* WHAT TO PRODUCE: Across the listing below, count the lines containing "value". Give nothing but the number.
ENTRIES SUPPLIED section start
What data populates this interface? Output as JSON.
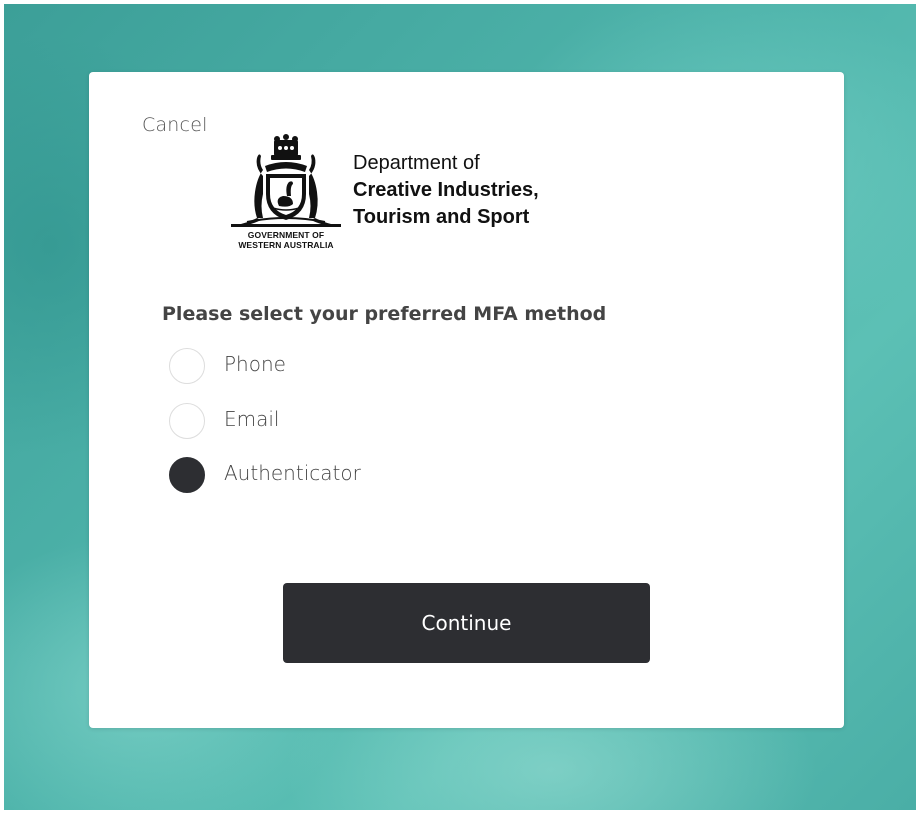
{
  "header": {
    "cancel_label": "Cancel"
  },
  "logo": {
    "gov_line1": "GOVERNMENT OF",
    "gov_line2": "WESTERN AUSTRALIA",
    "dept_line1": "Department of",
    "dept_line2": "Creative Industries,",
    "dept_line3": "Tourism and Sport"
  },
  "mfa": {
    "prompt": "Please select your preferred MFA method",
    "options": [
      {
        "label": "Phone",
        "selected": false
      },
      {
        "label": "Email",
        "selected": false
      },
      {
        "label": "Authenticator",
        "selected": true
      }
    ]
  },
  "actions": {
    "continue_label": "Continue"
  },
  "colors": {
    "accent": "#2d2e32",
    "background": "#4fb4ab"
  }
}
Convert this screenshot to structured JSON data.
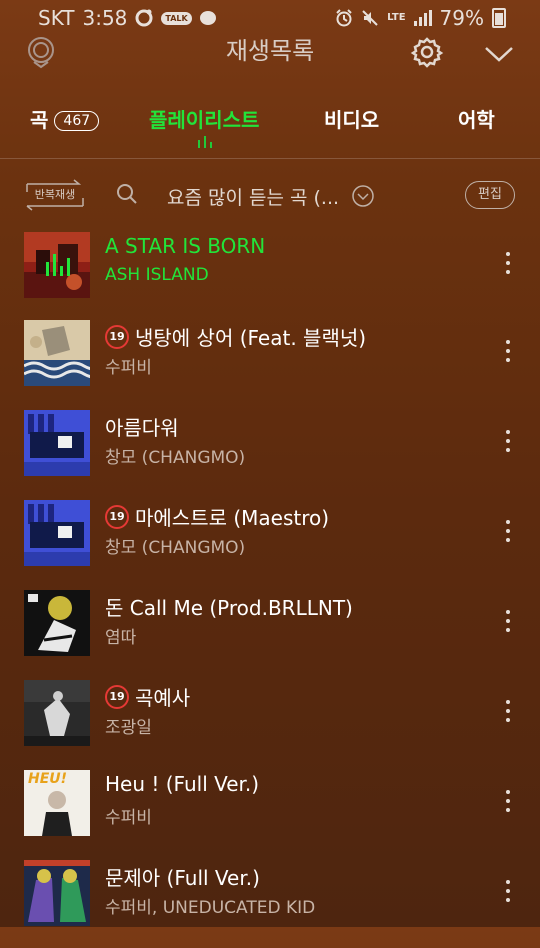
{
  "status_bar": {
    "carrier": "SKT",
    "time": "3:58",
    "talk_badge": "TALK",
    "network": "LTE",
    "battery": "79%"
  },
  "header": {
    "title": "재생목록"
  },
  "tabs": [
    {
      "label": "곡",
      "count": "467"
    },
    {
      "label": "플레이리스트"
    },
    {
      "label": "비디오"
    },
    {
      "label": "어학"
    }
  ],
  "toolbar": {
    "repeat_label": "반복재생",
    "filter_text": "요즘 많이 듣는 곡 (...",
    "edit_label": "편집"
  },
  "songs": [
    {
      "title": "A STAR IS BORN",
      "artist": "ASH ISLAND",
      "playing": true,
      "explicit": false
    },
    {
      "title": "냉탕에 상어 (Feat. 블랙넛)",
      "artist": "수퍼비",
      "explicit": true
    },
    {
      "title": "아름다워",
      "artist": "창모 (CHANGMO)",
      "explicit": false
    },
    {
      "title": "마에스트로 (Maestro)",
      "artist": "창모 (CHANGMO)",
      "explicit": true
    },
    {
      "title": "돈 Call Me (Prod.BRLLNT)",
      "artist": "염따",
      "explicit": false
    },
    {
      "title": "곡예사",
      "artist": "조광일",
      "explicit": true
    },
    {
      "title": "Heu ! (Full Ver.)",
      "artist": "수퍼비",
      "explicit": false
    },
    {
      "title": "문제아 (Full Ver.)",
      "artist": "수퍼비, UNEDUCATED KID",
      "explicit": false
    }
  ],
  "explicit_badge": "19",
  "cover_text_heu": "HEU!",
  "colors": {
    "accent_green": "#22e43a",
    "explicit_red": "#e53935"
  }
}
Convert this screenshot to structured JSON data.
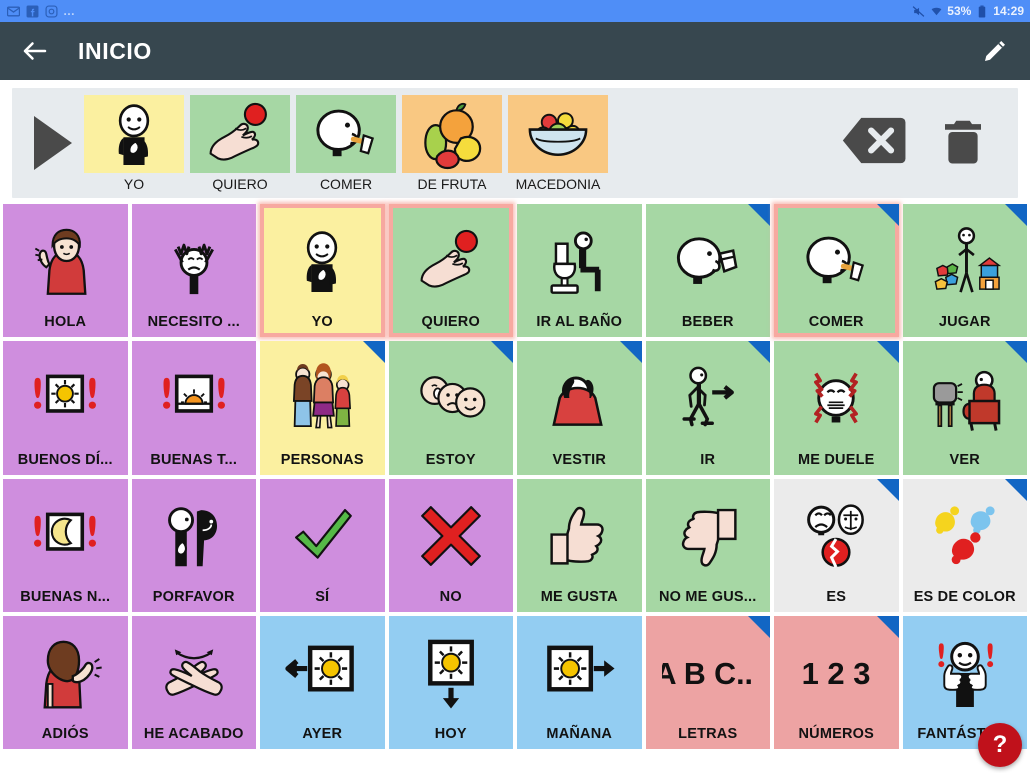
{
  "statusbar": {
    "left_icons": [
      "gmail-icon",
      "facebook-icon",
      "instagram-icon"
    ],
    "overflow": "…",
    "right_icons": [
      "mute-icon",
      "wifi-icon"
    ],
    "battery": "53%",
    "time": "14:29",
    "bg_color": "#4f8ef7"
  },
  "appbar": {
    "back_icon": "back-arrow-icon",
    "title": "INICIO",
    "edit_icon": "pencil-icon",
    "bg_color": "#37474f"
  },
  "sentence_strip": {
    "play_icon": "play-icon",
    "backspace_icon": "backspace-icon",
    "trash_icon": "trash-icon",
    "bg_color": "#e7ebee",
    "items": [
      {
        "label": "YO",
        "color": "#fbf0a0",
        "pic": "person-self"
      },
      {
        "label": "QUIERO",
        "color": "#a6d7a4",
        "pic": "hand-ball"
      },
      {
        "label": "COMER",
        "color": "#a6d7a4",
        "pic": "eat-spoon"
      },
      {
        "label": "DE FRUTA",
        "color": "#f9c882",
        "pic": "fruits"
      },
      {
        "label": "MACEDONIA",
        "color": "#f9c882",
        "pic": "fruit-bowl"
      }
    ]
  },
  "colors": {
    "purple": "#cf8ede",
    "green": "#a6d7a4",
    "yellow": "#fbf0a0",
    "blue": "#93cdf2",
    "pink": "#eda3a3",
    "grey": "#ebebeb",
    "corner_blue": "#1266c4",
    "selection": "#f7a9a0"
  },
  "grid": {
    "columns": 8,
    "rows": 4,
    "cells": [
      {
        "label": "HOLA",
        "color": "#cf8ede",
        "category": false,
        "selected": false,
        "pic": "girl-waving"
      },
      {
        "label": "NECESITO ...",
        "color": "#cf8ede",
        "category": false,
        "selected": false,
        "pic": "person-need"
      },
      {
        "label": "YO",
        "color": "#fbf0a0",
        "category": false,
        "selected": true,
        "pic": "person-self"
      },
      {
        "label": "QUIERO",
        "color": "#a6d7a4",
        "category": false,
        "selected": true,
        "pic": "hand-ball"
      },
      {
        "label": "IR AL BAÑO",
        "color": "#a6d7a4",
        "category": false,
        "selected": false,
        "pic": "toilet"
      },
      {
        "label": "BEBER",
        "color": "#a6d7a4",
        "category": true,
        "selected": false,
        "pic": "drink-cup"
      },
      {
        "label": "COMER",
        "color": "#a6d7a4",
        "category": true,
        "selected": true,
        "pic": "eat-spoon"
      },
      {
        "label": "JUGAR",
        "color": "#a6d7a4",
        "category": true,
        "selected": false,
        "pic": "play-toys"
      },
      {
        "label": "BUENOS DÍ...",
        "color": "#cf8ede",
        "category": false,
        "selected": false,
        "pic": "sun-box"
      },
      {
        "label": "BUENAS T...",
        "color": "#cf8ede",
        "category": false,
        "selected": false,
        "pic": "sunset-box"
      },
      {
        "label": "PERSONAS",
        "color": "#fbf0a0",
        "category": true,
        "selected": false,
        "pic": "family"
      },
      {
        "label": "ESTOY",
        "color": "#a6d7a4",
        "category": true,
        "selected": false,
        "pic": "faces-three"
      },
      {
        "label": "VESTIR",
        "color": "#a6d7a4",
        "category": true,
        "selected": false,
        "pic": "dressing"
      },
      {
        "label": "IR",
        "color": "#a6d7a4",
        "category": true,
        "selected": false,
        "pic": "walking-arrow"
      },
      {
        "label": "ME DUELE",
        "color": "#a6d7a4",
        "category": true,
        "selected": false,
        "pic": "pain-face"
      },
      {
        "label": "VER",
        "color": "#a6d7a4",
        "category": true,
        "selected": false,
        "pic": "tv-watching"
      },
      {
        "label": "BUENAS N...",
        "color": "#cf8ede",
        "category": false,
        "selected": false,
        "pic": "moon-box"
      },
      {
        "label": "PORFAVOR",
        "color": "#cf8ede",
        "category": false,
        "selected": false,
        "pic": "please-two"
      },
      {
        "label": "SÍ",
        "color": "#cf8ede",
        "category": false,
        "selected": false,
        "pic": "check"
      },
      {
        "label": "NO",
        "color": "#cf8ede",
        "category": false,
        "selected": false,
        "pic": "cross"
      },
      {
        "label": "ME GUSTA",
        "color": "#a6d7a4",
        "category": false,
        "selected": false,
        "pic": "thumb-up"
      },
      {
        "label": "NO ME GUS...",
        "color": "#a6d7a4",
        "category": false,
        "selected": false,
        "pic": "thumb-down"
      },
      {
        "label": "ES",
        "color": "#ebebeb",
        "category": true,
        "selected": false,
        "pic": "es-faces"
      },
      {
        "label": "ES DE COLOR",
        "color": "#ebebeb",
        "category": true,
        "selected": false,
        "pic": "paint-splats"
      },
      {
        "label": "ADIÓS",
        "color": "#cf8ede",
        "category": false,
        "selected": false,
        "pic": "girl-bye"
      },
      {
        "label": "HE ACABADO",
        "color": "#cf8ede",
        "category": false,
        "selected": false,
        "pic": "hands-crossed"
      },
      {
        "label": "AYER",
        "color": "#93cdf2",
        "category": false,
        "selected": false,
        "pic": "sun-left"
      },
      {
        "label": "HOY",
        "color": "#93cdf2",
        "category": false,
        "selected": false,
        "pic": "sun-down"
      },
      {
        "label": "MAÑANA",
        "color": "#93cdf2",
        "category": false,
        "selected": false,
        "pic": "sun-right"
      },
      {
        "label": "LETRAS",
        "color": "#eda3a3",
        "category": true,
        "selected": false,
        "pic": "abc"
      },
      {
        "label": "NÚMEROS",
        "color": "#eda3a3",
        "category": true,
        "selected": false,
        "pic": "123"
      },
      {
        "label": "FANTÁSTICO",
        "color": "#93cdf2",
        "category": false,
        "selected": false,
        "pic": "thumbs-both"
      }
    ]
  },
  "help_fab": {
    "label": "?",
    "color": "#c0111b"
  }
}
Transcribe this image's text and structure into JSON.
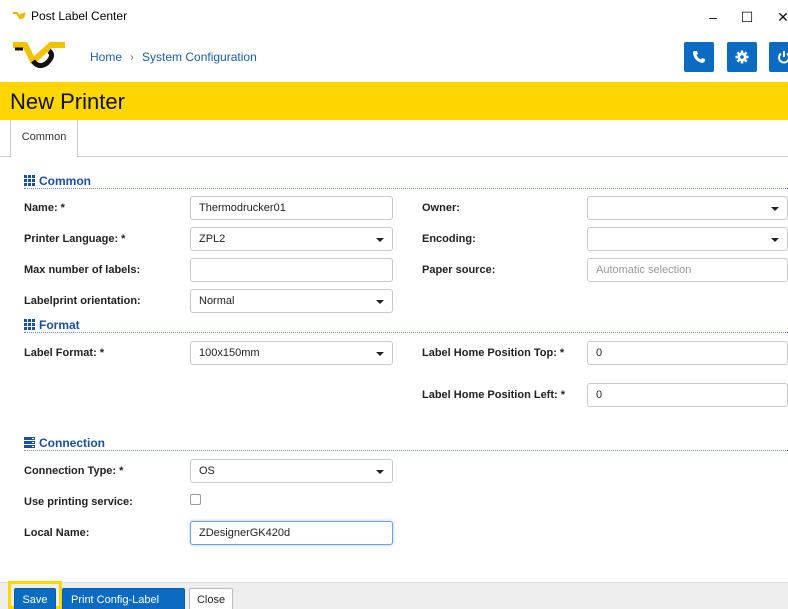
{
  "window": {
    "title": "Post Label Center",
    "minimize": "–",
    "maximize": "☐",
    "close": "✕"
  },
  "breadcrumb": {
    "home": "Home",
    "separator": "›",
    "current": "System Configuration"
  },
  "page": {
    "title": "New Printer"
  },
  "tabs": [
    {
      "label": "Common"
    }
  ],
  "sections": {
    "common": "Common",
    "format": "Format",
    "connection": "Connection"
  },
  "fields": {
    "name": {
      "label": "Name: *",
      "value": "Thermodrucker01"
    },
    "printer_language": {
      "label": "Printer Language: *",
      "value": "ZPL2"
    },
    "max_labels": {
      "label": "Max number of labels:",
      "value": ""
    },
    "orientation": {
      "label": "Labelprint orientation:",
      "value": "Normal"
    },
    "owner": {
      "label": "Owner:",
      "value": ""
    },
    "encoding": {
      "label": "Encoding:",
      "value": ""
    },
    "paper_source": {
      "label": "Paper source:",
      "placeholder": "Automatic selection"
    },
    "label_format": {
      "label": "Label Format: *",
      "value": "100x150mm"
    },
    "home_top": {
      "label": "Label Home Position Top: *",
      "value": "0"
    },
    "home_left": {
      "label": "Label Home Position Left: *",
      "value": "0"
    },
    "connection_type": {
      "label": "Connection Type: *",
      "value": "OS"
    },
    "printing_service": {
      "label": "Use printing service:",
      "checked": false
    },
    "local_name": {
      "label": "Local Name:",
      "value": "ZDesignerGK420d"
    }
  },
  "footer": {
    "save": "Save",
    "print_config": "Print Config-Label",
    "close": "Close"
  },
  "colors": {
    "brand_yellow": "#ffd600",
    "primary_blue": "#0b6bc2",
    "section_blue": "#1a4fa0"
  }
}
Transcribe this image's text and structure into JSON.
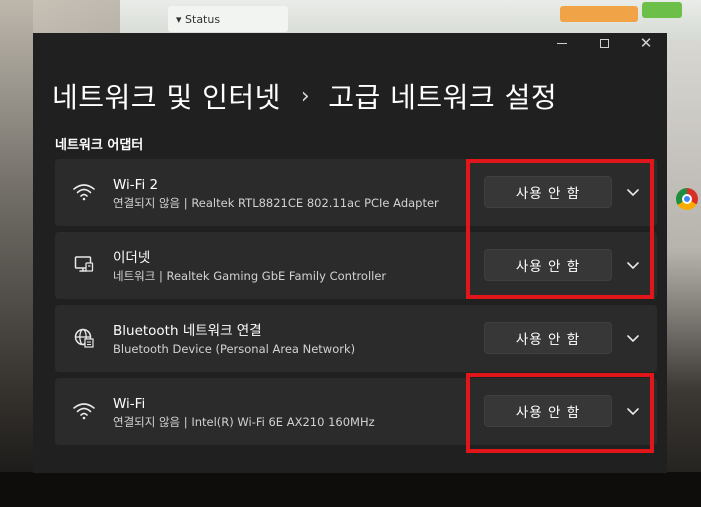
{
  "background": {
    "status_card_label": "▾ Status"
  },
  "window": {
    "breadcrumb": {
      "parent": "네트워크 및 인터넷",
      "separator": "›",
      "current": "고급 네트워크 설정"
    },
    "section_title": "네트워크 어댑터",
    "adapters": [
      {
        "icon": "wifi-icon",
        "name": "Wi-Fi 2",
        "description": "연결되지 않음 | Realtek RTL8821CE 802.11ac PCIe Adapter",
        "button_label": "사용 안 함",
        "highlighted": true
      },
      {
        "icon": "ethernet-icon",
        "name": "이더넷",
        "description": "네트워크 | Realtek Gaming GbE Family Controller",
        "button_label": "사용 안 함",
        "highlighted": true
      },
      {
        "icon": "bluetooth-network-icon",
        "name": "Bluetooth 네트워크 연결",
        "description": "Bluetooth Device (Personal Area Network)",
        "button_label": "사용 안 함",
        "highlighted": false
      },
      {
        "icon": "wifi-icon",
        "name": "Wi-Fi",
        "description": "연결되지 않음 | Intel(R) Wi-Fi 6E AX210 160MHz",
        "button_label": "사용 안 함",
        "highlighted": true
      }
    ]
  },
  "colors": {
    "window_bg": "#202020",
    "row_bg": "#2b2b2b",
    "button_bg": "#373737",
    "highlight": "#e0161b"
  }
}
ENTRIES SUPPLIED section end
* EXERCISE RESULT: 11